Fall has come, the colors move me, they are melancholy and beautiful. I am painting the colors and the way they make me feel. I am also watching the water as its level drops. I am painting the drying up of the pond in this fourth year of drought. … The afternoon light falls across the trees and fields. I see a symphony of dots and dashes of bright color and am drawn to the light. I am dazzled by how all surfaces give voice to the light as they reflect it. … I also see relationships: of things to place, the sun and wind, the water gently rising and falling. A place deeply observed will tell the story of its making: the animals and people who plant and mow and trim the trees, and swim and nibble and participate.
Adam’s project reflects one of our core beliefs—that humans are meant to be in “whole relationship” with place, rather than simply owning, stewarding or observing it. Reuniting ecology with art, knowledge with reverence, pragmatism with beauty, and observation with awe are part of restoring this relationship.

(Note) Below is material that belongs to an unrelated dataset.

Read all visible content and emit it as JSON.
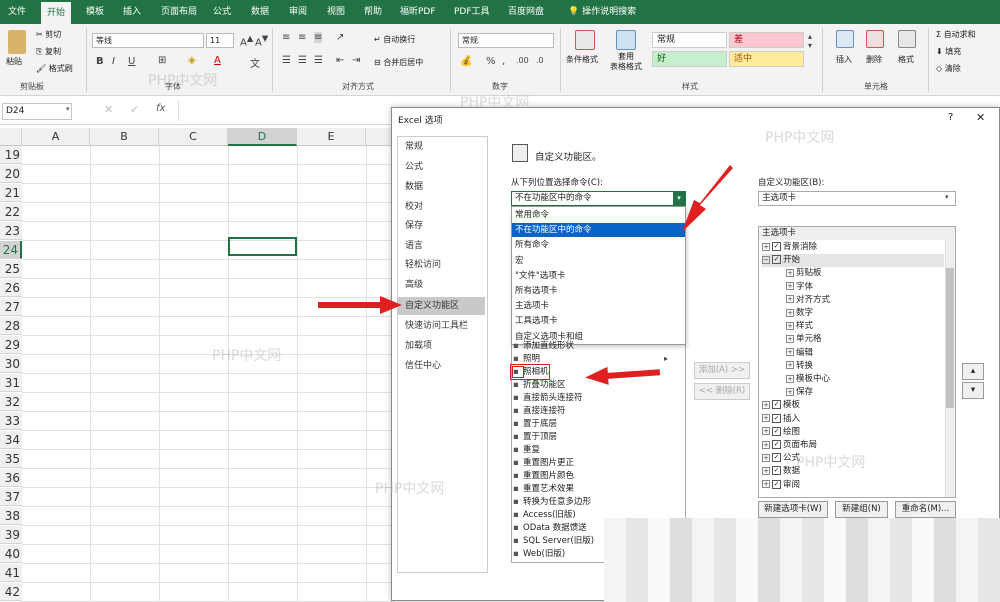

Below are images of Adam’s 2015 pond series paintings (oil on board). To learn more about this project and join the conversation about an artist’s relationship to place, process, and the changing seasons, engage with Adam’s new blog.